The team focused on smaller asteroids because they hit the Earth more frequently. An asteroid a few hundred metres across hits the planet about once every 10,000 years, on average, while those larger than 1 kilometre hit only every 100,000 years or so. Small asteroids are also harder to spot. They considered a range of impact energies corresponding to asteroids between 100 and 500 metres across, striking with typical solar system speeds of about 20,000 kilometres per second.
Simulations show the asteroid impact locations that would produce the most casualties in red. The Pacific coast of Asia is a particularly deadly place for an asteroid to strike because of tsunamis, while a direct strike on some densely populated inland areas could also cause a heavy toll (Illustration: Nick Bailey et al/University of Southampton)
The US faced the worst potential economic losses, since it has a lot of infrastructure on coastlines facing two different oceans. China was second, followed by Sweden, Canada, and Japan.
The Lifeboat asteroid shield project helps to address these risks and Tsunami warning and response systems would also help mitigate loss of life from ocean impacts.
3 Comments so far
this is stupid, it justs make people worry about a lacking control in regards to space. If there was truly an asteroid threat that was imminent then governments would collaborate very quickly and deter the asteroid with some complex science.
But to be honest I think information like this only leads irrelevant worries. And mapping out localities of highest density for asteroid hits is absolute bull when they could quickly calculate an exact location when the asteroid was nearing Earth’s orbital vicinity.

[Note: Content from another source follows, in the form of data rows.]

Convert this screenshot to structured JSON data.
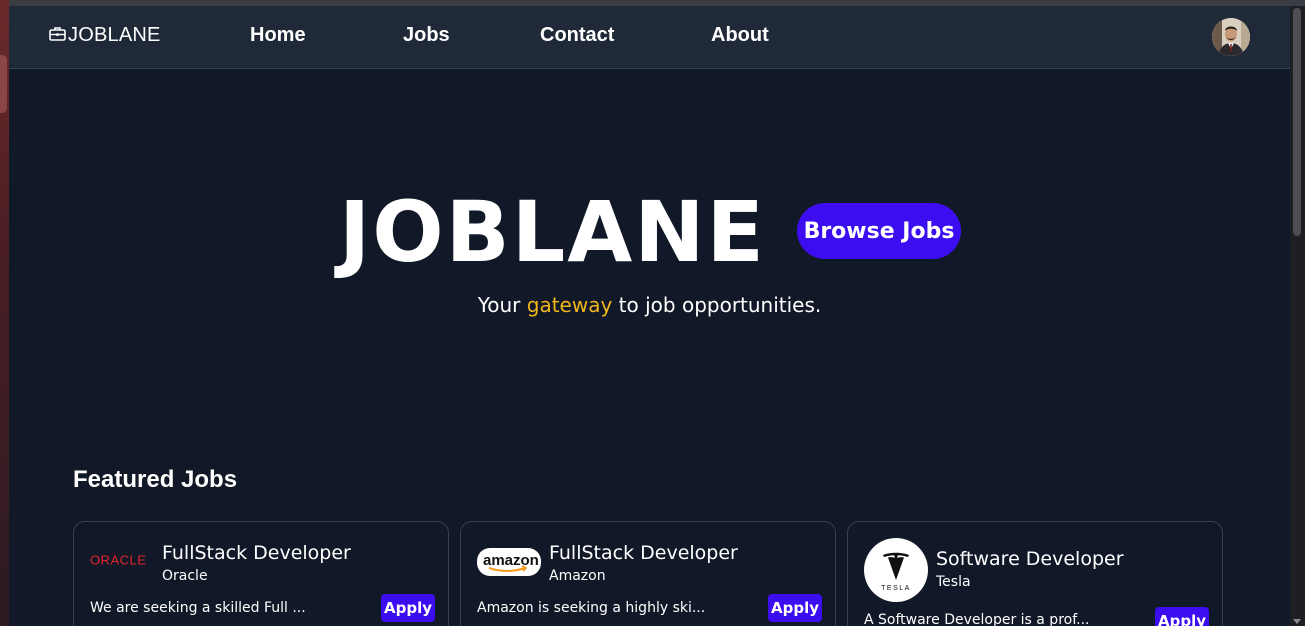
{
  "navbar": {
    "brand": "JOBLANE",
    "links": [
      {
        "label": "Home"
      },
      {
        "label": "Jobs"
      },
      {
        "label": "Contact"
      },
      {
        "label": "About"
      }
    ]
  },
  "hero": {
    "title": "JOBLANE",
    "browse_label": "Browse Jobs",
    "tagline_before": "Your ",
    "tagline_accent": "gateway",
    "tagline_after": " to job opportunities."
  },
  "featured": {
    "heading": "Featured Jobs",
    "jobs": [
      {
        "title": "FullStack Developer",
        "company": "Oracle",
        "logo_text": "ORACLE",
        "description": "We are seeking a skilled Full ...",
        "apply_label": "Apply"
      },
      {
        "title": "FullStack Developer",
        "company": "Amazon",
        "logo_text": "amazon",
        "description": "Amazon is seeking a highly ski...",
        "apply_label": "Apply"
      },
      {
        "title": "Software Developer",
        "company": "Tesla",
        "logo_text": "TESLA",
        "description": "A Software Developer is a prof...",
        "apply_label": "Apply"
      }
    ]
  },
  "colors": {
    "page_bg": "#111827",
    "navbar_bg": "#1f2937",
    "primary_button": "#3c0df0",
    "accent_text": "#f0b51b",
    "oracle_red": "#e3262b"
  },
  "icons": {
    "brand": "briefcase-icon",
    "avatar": "user-avatar",
    "oracle": "oracle-logo",
    "amazon": "amazon-logo",
    "tesla": "tesla-logo"
  }
}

Similarly I guess, you would not worry about a fire in a building until the fire has already started. But by then it would be too late to get fire extinguishers or sprinklers installed or practice evacuations.
Governments frequently fail to collaborate to fight against imminent threats. They prefer to wait until the last second, or until the disaster has already begun and people are dying.